Petroleum geologists normally look for oil underground. Gary Strobel made his strike by pruning a tree. In the current issue of Microbiology, Strobel, a plant pathologist at Montana State University, Bozeman, and colleagues report that Gliocladium roseum--a novel fungus they discovered hidden within a stem from a scraggly tree in northern Patagonia--produces dozens of the same midlength hydrocarbons found in gasoline, diesel fuel, and jet fuel. The fungus may help companies convert the chemical energy stored in plants into liquid fuels capable of replacing fossil fuels.
The discovery is "a really great contribution," says Stephen Del Cardayre, a synthetic biologist and vice president for research and development at LS9, a South San Francisco-based start-up working to use microbes to produce renewable fuels. Even though the new fungus pumps out only small quantities of fuel hydrocarbons, researchers might use its genes to engineer other industrial microbes to do the job more efficiently. "The beauty is that even if the chemical reaction isn't perfect, you can always improve it," he says.
The search for fuel-producing microbes is one of the hottest areas in synthetic biology (Science , 24 October, p. 522). Strobel, an expert on endophytes--organisms that live within the tissues of other creatures--joined it by accident in 1997, when he discovered a fungus in Honduras that naturally produces volatile antibiotics, now being evaluated as a way to preserve fruit during shipping.
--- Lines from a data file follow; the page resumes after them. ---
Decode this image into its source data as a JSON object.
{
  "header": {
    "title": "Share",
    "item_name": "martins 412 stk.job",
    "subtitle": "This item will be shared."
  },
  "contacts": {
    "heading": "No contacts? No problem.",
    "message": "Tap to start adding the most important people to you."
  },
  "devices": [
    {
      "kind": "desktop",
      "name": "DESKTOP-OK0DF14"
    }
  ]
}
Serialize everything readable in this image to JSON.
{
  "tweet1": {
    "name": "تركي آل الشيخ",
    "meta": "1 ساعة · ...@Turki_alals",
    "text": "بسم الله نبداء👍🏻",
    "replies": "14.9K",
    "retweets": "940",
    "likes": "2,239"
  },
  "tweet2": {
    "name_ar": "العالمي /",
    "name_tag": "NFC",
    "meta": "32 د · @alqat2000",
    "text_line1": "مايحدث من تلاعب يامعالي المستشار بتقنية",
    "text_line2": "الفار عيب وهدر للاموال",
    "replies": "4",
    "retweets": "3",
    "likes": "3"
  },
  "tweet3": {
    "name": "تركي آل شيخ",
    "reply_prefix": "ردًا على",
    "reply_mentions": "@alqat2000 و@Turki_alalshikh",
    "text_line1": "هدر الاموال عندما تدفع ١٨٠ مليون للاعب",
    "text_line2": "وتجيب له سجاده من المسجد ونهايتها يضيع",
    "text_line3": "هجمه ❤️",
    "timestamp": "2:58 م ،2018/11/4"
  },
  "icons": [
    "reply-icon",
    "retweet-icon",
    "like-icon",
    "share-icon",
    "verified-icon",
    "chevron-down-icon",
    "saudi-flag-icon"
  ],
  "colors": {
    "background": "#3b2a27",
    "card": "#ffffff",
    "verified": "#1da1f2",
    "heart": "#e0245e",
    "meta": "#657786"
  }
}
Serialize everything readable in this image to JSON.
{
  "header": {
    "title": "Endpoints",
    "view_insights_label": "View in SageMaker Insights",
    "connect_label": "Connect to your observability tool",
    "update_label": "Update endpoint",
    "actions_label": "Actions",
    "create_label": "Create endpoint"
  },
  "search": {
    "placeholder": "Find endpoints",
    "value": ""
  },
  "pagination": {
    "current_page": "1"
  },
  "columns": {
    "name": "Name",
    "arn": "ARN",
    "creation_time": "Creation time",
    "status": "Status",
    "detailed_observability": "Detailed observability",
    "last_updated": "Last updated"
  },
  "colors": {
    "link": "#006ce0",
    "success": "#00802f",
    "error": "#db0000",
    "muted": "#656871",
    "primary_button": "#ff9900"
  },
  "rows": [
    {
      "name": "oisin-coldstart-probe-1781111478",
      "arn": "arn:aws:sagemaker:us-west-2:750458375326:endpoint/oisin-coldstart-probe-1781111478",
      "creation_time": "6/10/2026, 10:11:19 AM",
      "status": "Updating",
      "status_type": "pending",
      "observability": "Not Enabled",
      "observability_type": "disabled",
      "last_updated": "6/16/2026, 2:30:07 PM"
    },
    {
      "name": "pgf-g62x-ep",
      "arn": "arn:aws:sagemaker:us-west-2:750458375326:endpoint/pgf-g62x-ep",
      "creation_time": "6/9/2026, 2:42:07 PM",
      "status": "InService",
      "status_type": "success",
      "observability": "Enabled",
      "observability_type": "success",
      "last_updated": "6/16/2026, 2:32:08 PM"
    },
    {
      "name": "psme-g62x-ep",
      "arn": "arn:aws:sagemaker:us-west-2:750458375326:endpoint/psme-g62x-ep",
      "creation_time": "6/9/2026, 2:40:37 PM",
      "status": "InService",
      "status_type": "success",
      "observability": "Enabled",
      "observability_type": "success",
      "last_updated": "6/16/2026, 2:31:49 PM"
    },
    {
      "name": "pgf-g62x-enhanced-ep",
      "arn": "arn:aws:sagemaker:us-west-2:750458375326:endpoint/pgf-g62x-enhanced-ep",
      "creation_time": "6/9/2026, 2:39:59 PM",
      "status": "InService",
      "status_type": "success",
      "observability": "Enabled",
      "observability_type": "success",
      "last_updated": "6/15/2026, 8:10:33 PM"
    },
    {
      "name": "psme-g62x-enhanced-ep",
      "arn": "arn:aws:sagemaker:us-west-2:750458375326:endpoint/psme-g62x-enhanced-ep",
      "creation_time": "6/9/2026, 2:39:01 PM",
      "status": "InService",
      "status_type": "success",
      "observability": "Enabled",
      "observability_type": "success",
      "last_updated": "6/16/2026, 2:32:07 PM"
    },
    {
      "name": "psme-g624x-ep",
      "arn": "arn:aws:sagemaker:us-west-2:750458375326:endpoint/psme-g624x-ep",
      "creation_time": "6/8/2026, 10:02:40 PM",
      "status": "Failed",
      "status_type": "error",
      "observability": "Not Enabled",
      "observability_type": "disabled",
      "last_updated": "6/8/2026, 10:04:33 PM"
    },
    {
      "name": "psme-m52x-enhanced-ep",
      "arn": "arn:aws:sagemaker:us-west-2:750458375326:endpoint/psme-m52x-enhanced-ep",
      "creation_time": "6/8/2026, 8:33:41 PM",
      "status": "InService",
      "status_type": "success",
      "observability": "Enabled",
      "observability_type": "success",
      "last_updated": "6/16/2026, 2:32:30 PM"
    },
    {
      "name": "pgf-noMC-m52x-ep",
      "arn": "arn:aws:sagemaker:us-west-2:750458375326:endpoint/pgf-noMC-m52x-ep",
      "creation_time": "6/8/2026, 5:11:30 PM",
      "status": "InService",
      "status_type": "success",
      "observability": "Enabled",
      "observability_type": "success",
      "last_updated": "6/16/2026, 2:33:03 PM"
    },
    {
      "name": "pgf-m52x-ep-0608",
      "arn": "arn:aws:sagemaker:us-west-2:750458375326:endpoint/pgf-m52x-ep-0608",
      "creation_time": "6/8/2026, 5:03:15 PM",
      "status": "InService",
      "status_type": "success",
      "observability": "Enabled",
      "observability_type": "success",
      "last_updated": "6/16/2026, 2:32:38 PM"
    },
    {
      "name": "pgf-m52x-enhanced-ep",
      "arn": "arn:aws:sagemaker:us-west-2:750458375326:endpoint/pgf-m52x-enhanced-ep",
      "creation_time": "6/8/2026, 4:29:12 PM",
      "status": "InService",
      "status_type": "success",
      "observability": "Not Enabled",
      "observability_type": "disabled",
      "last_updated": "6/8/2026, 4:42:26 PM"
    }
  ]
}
Strobel has since identified related fungi around the globe that produce different volatile hydrocarbons.
After discovering the new fungus wedged between cells in a stem from an Ulmo tree (Eucryphia cordifolia), Strobel and colleagues cultured the organism, collected the gaseous compounds it produced, and ran the compounds through a mass spectrometer to identify them. When he saw the printout, Strobel says, "every hair on my body stood up." The list included octane, 1-octene, heptane, 2-methyl, and hexadecane--all common components of diesel fuels.
Although other microbes are known to make individual volatile hydrocarbons common in fuels, Strobel says none can match the synthetic repertoire of G. roseum, which makes a staggering 55 volatile hydrocarbons: "No one has ever observed anything like this with any microbe before." He suspects that the fungus produces the hydrocarbon stew to inhibit other organisms from growing nearby.
Strobel and his colleagues also cultured G. roseum by feeding it cellulosic biomass like that from agricultural wastes, although the yield of volatile hydrocarbons declined. Even if the bug turns out not to produce fuels economically, Del Cardayre says, renewable-fuel companies are likely to try to adopt its synthetic prowess to boost the biofuel output of their own organisms, if they use similar metabolic pathways to convert energy-rich starting materials into hydrocarbons. Strobel is teaming up with his son, Scott, an enzymologist at Yale University, and members of his lab to sequence G. roseum's complete genome and identify its component enzymes.
Other energy-making bugs could be on the way, too. The younger Strobel says a recent sample-collection trip he made to South America with a group of Yale undergraduates found other novel endophytic fungi that turn out a wide variety of hydrocarbons. "There is just huge swaths of biodiversity to be discovered out there," Strobel says. That may persuade the next generation of oil explorers to trade in their seismographs for pruning shears.